> **Activity**
Output all of the listing, leaving every line exactly as written.
== Records for this task ==
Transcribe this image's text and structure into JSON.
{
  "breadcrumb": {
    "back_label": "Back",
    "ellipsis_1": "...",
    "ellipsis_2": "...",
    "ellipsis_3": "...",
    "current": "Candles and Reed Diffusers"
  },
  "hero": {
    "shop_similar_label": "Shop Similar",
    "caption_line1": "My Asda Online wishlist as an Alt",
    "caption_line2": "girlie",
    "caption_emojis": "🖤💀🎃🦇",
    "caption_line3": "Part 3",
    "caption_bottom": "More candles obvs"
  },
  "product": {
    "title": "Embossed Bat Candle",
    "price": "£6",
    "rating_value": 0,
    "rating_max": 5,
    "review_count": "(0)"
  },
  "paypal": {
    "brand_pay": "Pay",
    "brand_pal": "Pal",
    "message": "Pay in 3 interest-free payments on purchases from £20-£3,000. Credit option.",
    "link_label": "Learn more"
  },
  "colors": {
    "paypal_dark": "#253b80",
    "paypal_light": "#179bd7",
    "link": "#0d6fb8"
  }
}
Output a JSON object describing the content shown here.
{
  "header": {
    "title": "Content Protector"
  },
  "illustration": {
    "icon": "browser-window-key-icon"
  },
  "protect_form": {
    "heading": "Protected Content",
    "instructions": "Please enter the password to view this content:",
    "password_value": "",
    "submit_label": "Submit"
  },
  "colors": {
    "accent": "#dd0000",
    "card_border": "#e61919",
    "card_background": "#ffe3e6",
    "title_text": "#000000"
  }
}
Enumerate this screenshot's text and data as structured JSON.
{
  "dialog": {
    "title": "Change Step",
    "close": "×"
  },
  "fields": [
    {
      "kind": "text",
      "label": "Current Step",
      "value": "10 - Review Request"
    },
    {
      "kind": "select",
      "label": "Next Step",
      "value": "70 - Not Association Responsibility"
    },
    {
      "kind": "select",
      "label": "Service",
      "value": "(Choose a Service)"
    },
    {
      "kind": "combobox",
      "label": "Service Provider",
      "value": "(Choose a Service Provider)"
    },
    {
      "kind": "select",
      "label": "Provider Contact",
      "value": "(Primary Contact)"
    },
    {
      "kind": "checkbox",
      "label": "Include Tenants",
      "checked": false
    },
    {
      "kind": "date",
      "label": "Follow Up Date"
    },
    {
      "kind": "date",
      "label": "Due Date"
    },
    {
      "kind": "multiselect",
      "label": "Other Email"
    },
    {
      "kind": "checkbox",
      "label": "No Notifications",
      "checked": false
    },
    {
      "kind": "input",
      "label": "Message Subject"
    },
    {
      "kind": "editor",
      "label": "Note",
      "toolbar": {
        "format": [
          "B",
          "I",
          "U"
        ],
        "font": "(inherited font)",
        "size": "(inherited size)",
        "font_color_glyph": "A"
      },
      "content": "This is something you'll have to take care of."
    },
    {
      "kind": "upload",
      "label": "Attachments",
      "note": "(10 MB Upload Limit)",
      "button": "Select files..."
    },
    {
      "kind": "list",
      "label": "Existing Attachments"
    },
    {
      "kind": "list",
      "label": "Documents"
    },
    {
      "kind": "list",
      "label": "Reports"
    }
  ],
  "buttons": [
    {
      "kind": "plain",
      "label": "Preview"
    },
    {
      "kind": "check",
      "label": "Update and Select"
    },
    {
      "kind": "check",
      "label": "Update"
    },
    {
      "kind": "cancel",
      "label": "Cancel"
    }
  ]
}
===
> **Response box**
Transcribe this image's text and structure into JSON.
{
  "breadcrumb": {
    "back_label": "Back",
    "ellipsis_1": "...",
    "ellipsis_2": "...",
    "ellipsis_3": "...",
    "current": "Candles and Reed Diffusers"
  },
  "hero": {
    "shop_similar_label": "Shop Similar",
    "caption_line1": "My Asda Online wishlist as an Alt",
    "caption_line2": "girlie",
    "caption_emojis": "🖤💀🎃🦇",
    "caption_line3": "Part 3",
    "caption_bottom": "More candles obvs"
  },
  "product": {
    "title": "Embossed Bat Candle",
    "price": "£6",
    "rating_value": 0,
    "rating_max": 5,
    "review_count": "(0)"
  },
  "paypal": {
    "brand_pay": "Pay",
    "brand_pal": "Pal",
    "message": "Pay in 3 interest-free payments on purchases from £20-£3,000. Credit option.",
    "link_label": "Learn more"
  },
  "colors": {
    "paypal_dark": "#253b80",
    "paypal_light": "#179bd7",
    "link": "#0d6fb8"
  }
}
Output a JSON object describing the content shown here.
{
  "header": {
    "title": "Content Protector"
  },
  "illustration": {
    "icon": "browser-window-key-icon"
  },
  "protect_form": {
    "heading": "Protected Content",
    "instructions": "Please enter the password to view this content:",
    "password_value": "",
    "submit_label": "Submit"
  },
  "colors": {
    "accent": "#dd0000",
    "card_border": "#e61919",
    "card_background": "#ffe3e6",
    "title_text": "#000000"
  }
}
Enumerate this screenshot's text and data as structured JSON.
{
  "dialog": {
    "title": "Change Step",
    "close": "×"
  },
  "fields": [
    {
      "kind": "text",
      "label": "Current Step",
      "value": "10 - Review Request"
    },
    {
      "kind": "select",
      "label": "Next Step",
      "value": "70 - Not Association Responsibility"
    },
    {
      "kind": "select",
      "label": "Service",
      "value": "(Choose a Service)"
    },
    {
      "kind": "combobox",
      "label": "Service Provider",
      "value": "(Choose a Service Provider)"
    },
    {
      "kind": "select",
      "label": "Provider Contact",
      "value": "(Primary Contact)"
    },
    {
      "kind": "checkbox",
      "label": "Include Tenants",
      "checked": false
    },
    {
      "kind": "date",
      "label": "Follow Up Date"
    },
    {
      "kind": "date",
      "label": "Due Date"
    },
    {
      "kind": "multiselect",
      "label": "Other Email"
    },
    {
      "kind": "checkbox",
      "label": "No Notifications",
      "checked": false
    },
    {
      "kind": "input",
      "label": "Message Subject"
    },
    {
      "kind": "editor",
      "label": "Note",
      "toolbar": {
        "format": [
          "B",
          "I",
          "U"
        ],
        "font": "(inherited font)",
        "size": "(inherited size)",
        "font_color_glyph": "A"
      },
      "content": "This is something you'll have to take care of."
    },
    {
      "kind": "upload",
      "label": "Attachments",
      "note": "(10 MB Upload Limit)",
      "button": "Select files..."
    },
    {
      "kind": "list",
      "label": "Existing Attachments"
    },
    {
      "kind": "list",
      "label": "Documents"
    },
    {
      "kind": "list",
      "label": "Reports"
    }
  ],
  "buttons": [
    {
      "kind": "plain",
      "label": "Preview"
    },
    {
      "kind": "check",
      "label": "Update and Select"
    },
    {
      "kind": "check",
      "label": "Update"
    },
    {
      "kind": "cancel",
      "label": "Cancel"
    }
  ]
}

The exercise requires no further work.